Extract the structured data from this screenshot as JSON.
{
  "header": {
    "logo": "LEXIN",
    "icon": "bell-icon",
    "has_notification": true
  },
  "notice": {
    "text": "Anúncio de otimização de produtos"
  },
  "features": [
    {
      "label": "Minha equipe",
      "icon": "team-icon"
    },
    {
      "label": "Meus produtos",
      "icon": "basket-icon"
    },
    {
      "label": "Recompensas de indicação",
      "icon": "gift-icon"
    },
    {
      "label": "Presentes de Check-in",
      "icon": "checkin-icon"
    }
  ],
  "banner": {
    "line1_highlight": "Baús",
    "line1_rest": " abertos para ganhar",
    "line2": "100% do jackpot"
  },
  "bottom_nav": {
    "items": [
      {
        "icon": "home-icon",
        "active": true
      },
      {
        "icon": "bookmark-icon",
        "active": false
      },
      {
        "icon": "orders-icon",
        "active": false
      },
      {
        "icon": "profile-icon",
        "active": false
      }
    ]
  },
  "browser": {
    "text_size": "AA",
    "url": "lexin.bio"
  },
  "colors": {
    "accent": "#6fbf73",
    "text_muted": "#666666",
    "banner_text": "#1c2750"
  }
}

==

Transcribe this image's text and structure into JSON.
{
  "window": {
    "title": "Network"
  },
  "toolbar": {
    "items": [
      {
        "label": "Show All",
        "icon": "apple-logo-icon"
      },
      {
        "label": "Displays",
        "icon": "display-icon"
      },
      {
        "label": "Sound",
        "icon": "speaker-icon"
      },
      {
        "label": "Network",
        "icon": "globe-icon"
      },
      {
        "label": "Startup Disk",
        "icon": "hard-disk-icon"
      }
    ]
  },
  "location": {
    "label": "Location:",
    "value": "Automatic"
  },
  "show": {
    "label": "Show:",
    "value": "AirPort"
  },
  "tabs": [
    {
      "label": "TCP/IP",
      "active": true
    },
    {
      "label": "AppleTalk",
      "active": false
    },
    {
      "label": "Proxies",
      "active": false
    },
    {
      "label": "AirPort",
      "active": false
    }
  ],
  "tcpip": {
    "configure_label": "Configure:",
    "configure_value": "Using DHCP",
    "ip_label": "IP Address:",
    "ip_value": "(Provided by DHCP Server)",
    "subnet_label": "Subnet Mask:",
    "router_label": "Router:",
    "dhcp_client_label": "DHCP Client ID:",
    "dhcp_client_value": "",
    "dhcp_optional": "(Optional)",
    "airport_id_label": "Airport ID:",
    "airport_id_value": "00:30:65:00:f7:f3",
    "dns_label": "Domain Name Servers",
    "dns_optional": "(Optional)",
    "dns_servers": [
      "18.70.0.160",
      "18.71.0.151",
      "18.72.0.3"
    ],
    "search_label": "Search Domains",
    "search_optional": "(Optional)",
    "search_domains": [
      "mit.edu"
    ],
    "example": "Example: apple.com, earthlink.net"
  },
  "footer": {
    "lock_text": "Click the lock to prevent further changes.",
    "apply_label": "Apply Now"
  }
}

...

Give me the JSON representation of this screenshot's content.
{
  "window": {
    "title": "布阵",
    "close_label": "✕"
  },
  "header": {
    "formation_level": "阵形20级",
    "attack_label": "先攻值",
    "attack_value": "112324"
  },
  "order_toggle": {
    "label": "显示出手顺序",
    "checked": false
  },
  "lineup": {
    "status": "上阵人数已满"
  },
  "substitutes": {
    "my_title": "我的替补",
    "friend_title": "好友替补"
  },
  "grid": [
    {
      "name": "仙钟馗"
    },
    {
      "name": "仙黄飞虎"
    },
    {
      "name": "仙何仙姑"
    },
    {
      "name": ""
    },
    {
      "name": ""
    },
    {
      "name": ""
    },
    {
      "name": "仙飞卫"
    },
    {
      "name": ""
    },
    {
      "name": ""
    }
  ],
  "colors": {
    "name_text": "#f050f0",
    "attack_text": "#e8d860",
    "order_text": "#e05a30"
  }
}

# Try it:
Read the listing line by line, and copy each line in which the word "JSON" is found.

# Solved exercise:
Extract the structured data from this screenshot as JSON.
Transcribe this image's text and structure into JSON.
Give me the JSON representation of this screenshot's content.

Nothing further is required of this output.